What you should be doing however is finding an audio course that includes accompanying written materials. Digest the lessons in this particular sequence:
1) Listen to the audio material.
2) Practice pronouncing the words and speaking the dialogue.
3) Read the materials with audio, and then without audio
4) Repeat numbers 1-3 several times over several days.
5) Translate the dialogues into English (or your first language).
6) Translate your English translations back to the original target language
By translating your translation back to the target language, you learn to pick up the nuances between the two languages better. You notice how the two languages interact, what makes them different. This results in a kind of learning that has more substance and impact than a mere memorization of grammar rules and vocabulary words.
Simon Ager (Omniglot Blog)
Behind the successful Omniglot Blog is the unassuming British fellow, Simon Ager. He was exposed to languages at a very young age as his mother was also into learning the languages.
Unlike other polyglots, Simon learned French, German, Chinese and Japanese formally. He went to school or to University for them.
But this is not to say that Simon doesn’t believe in the virtues of unorthodox learning. In fact, he is a proponent of Spaced Repetition, learning via Skype, watching foreign shows, listening to foreign podcasts, singing foreign songs.
In an interview, he was asked: “If you could give just one piece of advice to language learners, what would that be?”
His answer was “consistency”. He stresses that learners should study regularly—everyday if possible. And not just in isolation, but by practicing speaking in the presence of others, any chance you can get. By doing this, they will be able to correct their mistakes and have a better command of the language.
He also advises them to put the language into writing, as often as possible. Simon is huge on writing. He is one of the few polyglots who gives the written word as much importance as the spoken word.

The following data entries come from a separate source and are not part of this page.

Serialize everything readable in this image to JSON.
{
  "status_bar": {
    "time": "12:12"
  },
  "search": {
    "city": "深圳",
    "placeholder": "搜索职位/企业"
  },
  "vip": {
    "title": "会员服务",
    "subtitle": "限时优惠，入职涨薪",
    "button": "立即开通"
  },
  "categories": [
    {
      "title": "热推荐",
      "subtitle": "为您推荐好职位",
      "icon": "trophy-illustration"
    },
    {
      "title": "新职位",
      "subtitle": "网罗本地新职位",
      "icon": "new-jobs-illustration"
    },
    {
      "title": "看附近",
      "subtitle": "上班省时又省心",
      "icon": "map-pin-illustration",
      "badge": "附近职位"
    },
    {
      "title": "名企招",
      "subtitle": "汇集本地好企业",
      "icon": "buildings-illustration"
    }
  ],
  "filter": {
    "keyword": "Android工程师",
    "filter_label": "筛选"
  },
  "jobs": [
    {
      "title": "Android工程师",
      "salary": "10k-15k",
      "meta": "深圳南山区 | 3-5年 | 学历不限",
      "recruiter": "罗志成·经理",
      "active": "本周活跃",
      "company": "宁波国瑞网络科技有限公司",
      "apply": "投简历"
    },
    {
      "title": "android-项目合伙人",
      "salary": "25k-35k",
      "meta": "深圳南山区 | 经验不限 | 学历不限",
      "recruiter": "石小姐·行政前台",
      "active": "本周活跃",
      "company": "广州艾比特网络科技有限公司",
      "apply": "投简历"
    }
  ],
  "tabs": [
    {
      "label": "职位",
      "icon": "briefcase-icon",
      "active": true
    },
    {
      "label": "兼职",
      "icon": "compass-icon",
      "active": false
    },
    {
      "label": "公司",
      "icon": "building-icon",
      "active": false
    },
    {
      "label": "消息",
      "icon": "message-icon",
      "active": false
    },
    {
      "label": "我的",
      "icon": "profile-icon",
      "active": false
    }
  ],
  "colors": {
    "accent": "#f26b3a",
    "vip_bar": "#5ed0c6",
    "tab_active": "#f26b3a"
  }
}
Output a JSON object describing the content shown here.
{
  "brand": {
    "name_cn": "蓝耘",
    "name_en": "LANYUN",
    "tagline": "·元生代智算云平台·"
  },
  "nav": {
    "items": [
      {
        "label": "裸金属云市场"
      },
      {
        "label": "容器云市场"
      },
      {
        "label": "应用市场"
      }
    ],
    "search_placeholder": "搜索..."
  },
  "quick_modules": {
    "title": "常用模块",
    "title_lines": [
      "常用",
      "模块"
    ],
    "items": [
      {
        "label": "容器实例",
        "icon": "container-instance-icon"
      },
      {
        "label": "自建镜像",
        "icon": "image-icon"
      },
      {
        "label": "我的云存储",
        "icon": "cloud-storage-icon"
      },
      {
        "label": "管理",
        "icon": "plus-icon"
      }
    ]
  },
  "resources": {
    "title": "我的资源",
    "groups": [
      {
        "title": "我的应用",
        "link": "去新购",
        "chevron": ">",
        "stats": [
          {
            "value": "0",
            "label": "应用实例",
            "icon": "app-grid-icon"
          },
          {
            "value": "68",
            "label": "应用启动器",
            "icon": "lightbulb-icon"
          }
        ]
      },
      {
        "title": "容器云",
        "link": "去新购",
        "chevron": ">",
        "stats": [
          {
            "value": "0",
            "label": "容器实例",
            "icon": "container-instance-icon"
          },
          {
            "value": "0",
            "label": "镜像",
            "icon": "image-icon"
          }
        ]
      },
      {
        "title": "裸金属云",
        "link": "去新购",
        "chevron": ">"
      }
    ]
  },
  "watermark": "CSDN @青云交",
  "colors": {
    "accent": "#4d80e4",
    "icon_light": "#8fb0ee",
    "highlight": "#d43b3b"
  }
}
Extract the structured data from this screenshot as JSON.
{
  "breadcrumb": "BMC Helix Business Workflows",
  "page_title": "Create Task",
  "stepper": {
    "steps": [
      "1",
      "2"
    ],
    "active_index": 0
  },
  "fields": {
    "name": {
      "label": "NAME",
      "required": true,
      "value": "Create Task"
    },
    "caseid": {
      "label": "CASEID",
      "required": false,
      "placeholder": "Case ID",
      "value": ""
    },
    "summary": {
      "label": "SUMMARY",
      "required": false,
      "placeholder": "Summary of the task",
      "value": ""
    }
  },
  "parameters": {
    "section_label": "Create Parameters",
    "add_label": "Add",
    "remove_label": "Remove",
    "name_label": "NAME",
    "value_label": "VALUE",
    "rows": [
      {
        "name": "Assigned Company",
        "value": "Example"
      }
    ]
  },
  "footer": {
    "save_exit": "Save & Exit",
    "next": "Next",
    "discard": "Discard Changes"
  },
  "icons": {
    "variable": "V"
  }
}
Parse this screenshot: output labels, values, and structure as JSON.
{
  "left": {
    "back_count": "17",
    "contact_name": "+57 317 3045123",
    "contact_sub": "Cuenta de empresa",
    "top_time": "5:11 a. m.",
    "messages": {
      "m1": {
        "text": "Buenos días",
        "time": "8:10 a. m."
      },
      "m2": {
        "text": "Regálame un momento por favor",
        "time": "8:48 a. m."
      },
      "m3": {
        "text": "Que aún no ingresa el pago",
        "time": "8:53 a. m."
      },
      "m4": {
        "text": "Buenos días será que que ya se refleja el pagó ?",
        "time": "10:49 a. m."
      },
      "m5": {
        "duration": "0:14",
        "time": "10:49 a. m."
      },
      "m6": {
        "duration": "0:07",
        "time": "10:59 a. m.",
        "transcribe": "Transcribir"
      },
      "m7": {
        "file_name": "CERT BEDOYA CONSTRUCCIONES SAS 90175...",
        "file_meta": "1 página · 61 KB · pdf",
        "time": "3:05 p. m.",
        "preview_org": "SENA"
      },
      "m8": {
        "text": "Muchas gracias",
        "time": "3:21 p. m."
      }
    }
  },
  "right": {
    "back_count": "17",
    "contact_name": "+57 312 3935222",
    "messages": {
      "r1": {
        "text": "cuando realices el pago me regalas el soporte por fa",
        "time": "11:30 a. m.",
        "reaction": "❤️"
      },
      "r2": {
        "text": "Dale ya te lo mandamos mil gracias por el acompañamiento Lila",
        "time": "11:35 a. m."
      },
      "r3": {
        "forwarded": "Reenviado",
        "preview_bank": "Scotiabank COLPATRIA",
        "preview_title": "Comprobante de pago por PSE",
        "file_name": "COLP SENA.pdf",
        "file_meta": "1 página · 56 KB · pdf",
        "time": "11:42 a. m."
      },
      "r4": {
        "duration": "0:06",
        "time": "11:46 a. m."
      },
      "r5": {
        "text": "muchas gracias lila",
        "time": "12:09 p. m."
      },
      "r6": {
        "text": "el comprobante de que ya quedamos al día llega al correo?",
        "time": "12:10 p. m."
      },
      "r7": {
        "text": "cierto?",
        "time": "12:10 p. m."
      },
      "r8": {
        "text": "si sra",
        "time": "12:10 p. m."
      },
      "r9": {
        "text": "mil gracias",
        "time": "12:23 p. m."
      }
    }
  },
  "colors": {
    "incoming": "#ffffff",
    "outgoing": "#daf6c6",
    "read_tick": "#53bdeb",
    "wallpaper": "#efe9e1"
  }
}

Although he understands that writing and speaking differ in many ways, he believes that certain types of writing closely resembles speech: “Some forms of written language, such as instant messages and email, are closer to spoken language.”
Writing will help root out common mistakes because “written material can be read repeatedly and closely analysed, and notes can be made on the writing surface”—thus making your learning more efficient.
Well, one can expect nothing less from the guy behind one of the most successful language learning portals on the internet.
Aaron Myers (The Everyday Language Learner)
Aaron Myers, the Kansas native who now finds himself raising a family in Istanbul, Turkey is the man behind The Everyday Language Learner.
“Comprehensible Input” is what EDLL is all about. The concept is borrowed from Stephen Krashen, a linguistics professor who forwarded The Theory of Second Language Acquisition in the 1980’s.
Aaron Myers now champions “comprehensible input”—which is really more for language teachers than learners—but knowing about it helps learners choose the kinds of materials they will use in language acquisition.
Of all the methods that linguists have played around with—grammar drills, vocabulary lists —only comprehensible input effectively facilitates second language acquisition. So what is it, anyway?
It is the idea that learners only really learn when they are given material that they can actually understand (or, comprehend). This might seem obvious enough, but you’ll never believe the number of teachers who don’t get this.
So it’s not about rote memorization—memorizing without understanding. It’s not about observing a bunch of meaningless grammar rules. It’s not about having a podcast playing in the background in the hopes of absorbing the language unconsciously. It’s about comprehension.
But take it from the man himself: The Everyday Language Learner gives plenty of ways to find or create “comprehensible input”. Have a peek.
So that’s it! 8 of the best-of-the-best sharing with you their core beliefs and secrets. Take their techniques and beliefs and make them your own. It is my hope that years from now, next time a post like this is made, YOUR name will be among them.
Wouldn’t that be something?